══ Data supplied

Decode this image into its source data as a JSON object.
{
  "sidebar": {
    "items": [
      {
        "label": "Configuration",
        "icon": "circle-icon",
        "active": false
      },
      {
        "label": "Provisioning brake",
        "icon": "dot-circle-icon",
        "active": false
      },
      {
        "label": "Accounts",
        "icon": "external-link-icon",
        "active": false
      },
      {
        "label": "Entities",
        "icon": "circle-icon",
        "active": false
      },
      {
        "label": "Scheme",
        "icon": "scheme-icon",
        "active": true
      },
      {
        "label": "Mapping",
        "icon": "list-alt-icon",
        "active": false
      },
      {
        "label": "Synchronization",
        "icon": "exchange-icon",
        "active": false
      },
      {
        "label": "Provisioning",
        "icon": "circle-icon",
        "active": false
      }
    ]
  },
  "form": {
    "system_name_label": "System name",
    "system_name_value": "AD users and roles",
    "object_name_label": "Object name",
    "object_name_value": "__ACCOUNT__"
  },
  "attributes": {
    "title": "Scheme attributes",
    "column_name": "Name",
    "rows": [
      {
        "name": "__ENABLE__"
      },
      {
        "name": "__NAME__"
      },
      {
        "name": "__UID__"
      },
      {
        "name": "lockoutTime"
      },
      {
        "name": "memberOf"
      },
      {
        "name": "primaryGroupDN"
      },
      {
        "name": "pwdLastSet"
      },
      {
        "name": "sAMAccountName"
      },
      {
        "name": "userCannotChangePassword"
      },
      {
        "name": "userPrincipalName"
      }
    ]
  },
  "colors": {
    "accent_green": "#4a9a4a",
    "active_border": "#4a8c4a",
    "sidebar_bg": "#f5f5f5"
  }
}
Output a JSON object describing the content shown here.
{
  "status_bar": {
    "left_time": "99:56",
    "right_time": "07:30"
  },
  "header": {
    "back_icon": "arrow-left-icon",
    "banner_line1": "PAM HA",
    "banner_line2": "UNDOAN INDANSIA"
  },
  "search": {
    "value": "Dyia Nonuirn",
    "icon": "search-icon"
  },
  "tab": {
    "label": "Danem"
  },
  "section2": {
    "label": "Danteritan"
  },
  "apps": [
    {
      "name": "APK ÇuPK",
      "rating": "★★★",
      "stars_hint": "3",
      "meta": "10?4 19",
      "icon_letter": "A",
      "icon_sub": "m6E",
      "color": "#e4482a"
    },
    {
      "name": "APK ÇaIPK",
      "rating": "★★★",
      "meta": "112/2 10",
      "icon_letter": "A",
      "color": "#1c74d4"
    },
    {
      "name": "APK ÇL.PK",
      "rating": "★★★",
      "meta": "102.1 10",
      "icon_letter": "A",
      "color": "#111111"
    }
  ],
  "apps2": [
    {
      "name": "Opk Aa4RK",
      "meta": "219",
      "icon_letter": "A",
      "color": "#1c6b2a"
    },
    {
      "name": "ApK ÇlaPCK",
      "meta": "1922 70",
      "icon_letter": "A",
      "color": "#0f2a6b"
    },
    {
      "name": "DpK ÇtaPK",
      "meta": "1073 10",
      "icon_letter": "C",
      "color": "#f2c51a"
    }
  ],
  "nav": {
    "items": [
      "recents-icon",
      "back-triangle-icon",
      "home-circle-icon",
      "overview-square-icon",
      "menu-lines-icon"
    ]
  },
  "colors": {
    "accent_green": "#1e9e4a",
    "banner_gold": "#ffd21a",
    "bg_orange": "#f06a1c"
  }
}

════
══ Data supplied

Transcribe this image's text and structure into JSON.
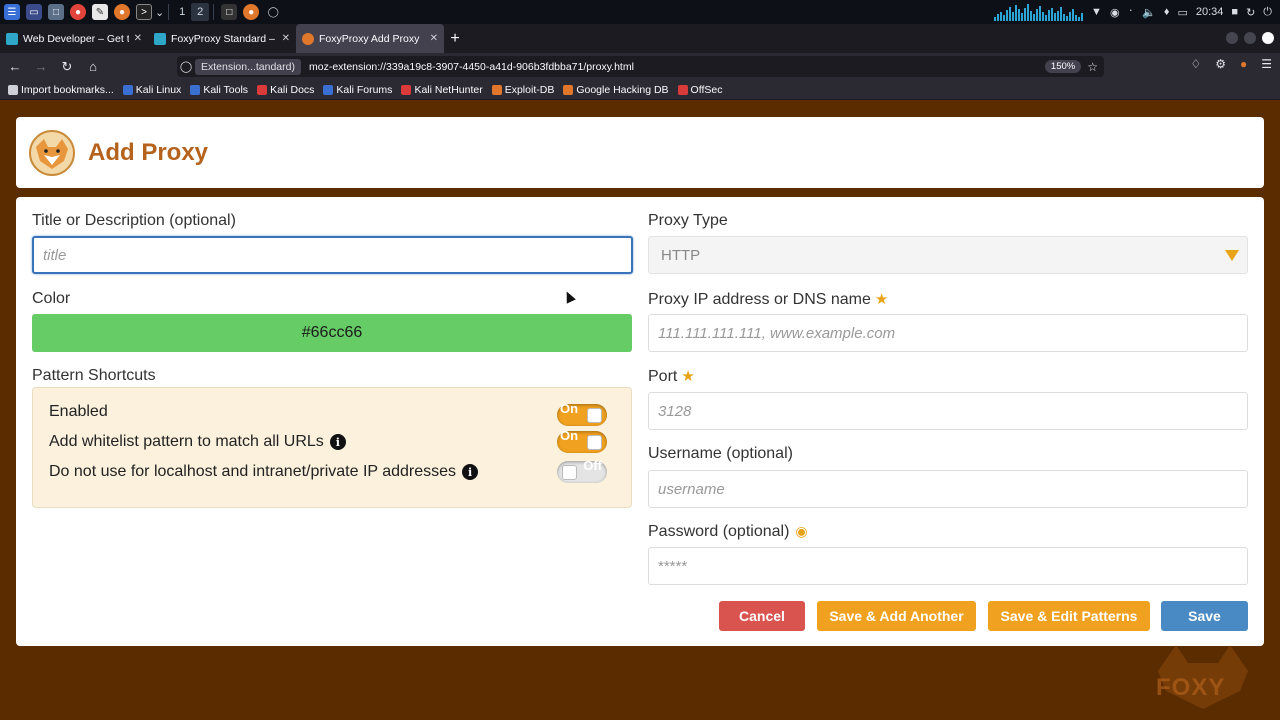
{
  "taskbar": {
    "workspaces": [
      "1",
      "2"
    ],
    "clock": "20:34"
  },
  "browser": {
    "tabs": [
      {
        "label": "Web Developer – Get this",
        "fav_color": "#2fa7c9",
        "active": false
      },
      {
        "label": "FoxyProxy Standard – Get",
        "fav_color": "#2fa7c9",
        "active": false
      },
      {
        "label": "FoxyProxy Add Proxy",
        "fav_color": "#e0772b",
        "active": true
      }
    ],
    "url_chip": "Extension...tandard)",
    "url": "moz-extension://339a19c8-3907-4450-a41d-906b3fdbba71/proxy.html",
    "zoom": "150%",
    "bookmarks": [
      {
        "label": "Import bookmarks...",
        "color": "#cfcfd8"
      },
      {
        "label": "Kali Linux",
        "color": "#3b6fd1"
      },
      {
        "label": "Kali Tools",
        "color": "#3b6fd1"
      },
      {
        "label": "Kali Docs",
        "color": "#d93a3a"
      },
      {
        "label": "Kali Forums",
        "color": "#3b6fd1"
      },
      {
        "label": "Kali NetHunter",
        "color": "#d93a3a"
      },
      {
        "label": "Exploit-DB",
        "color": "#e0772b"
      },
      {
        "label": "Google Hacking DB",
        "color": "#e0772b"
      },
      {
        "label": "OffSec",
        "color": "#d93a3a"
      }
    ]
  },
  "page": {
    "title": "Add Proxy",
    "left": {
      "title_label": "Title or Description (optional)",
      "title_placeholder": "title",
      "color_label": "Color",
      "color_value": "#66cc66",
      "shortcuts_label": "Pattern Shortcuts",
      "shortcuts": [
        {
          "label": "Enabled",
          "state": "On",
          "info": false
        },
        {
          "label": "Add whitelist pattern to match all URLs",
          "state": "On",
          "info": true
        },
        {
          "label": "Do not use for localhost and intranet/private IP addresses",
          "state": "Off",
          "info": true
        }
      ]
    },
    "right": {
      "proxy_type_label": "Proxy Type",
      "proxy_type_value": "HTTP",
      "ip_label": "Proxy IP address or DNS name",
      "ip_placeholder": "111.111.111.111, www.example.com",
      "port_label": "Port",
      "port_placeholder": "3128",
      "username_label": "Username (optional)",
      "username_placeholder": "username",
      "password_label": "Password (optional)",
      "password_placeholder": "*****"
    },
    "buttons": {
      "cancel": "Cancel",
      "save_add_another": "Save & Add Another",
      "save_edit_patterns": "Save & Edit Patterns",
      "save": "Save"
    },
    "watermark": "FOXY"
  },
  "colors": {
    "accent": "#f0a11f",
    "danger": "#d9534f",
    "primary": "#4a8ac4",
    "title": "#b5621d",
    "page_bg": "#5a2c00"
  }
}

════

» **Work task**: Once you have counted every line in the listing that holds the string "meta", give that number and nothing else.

» **Response area**: 6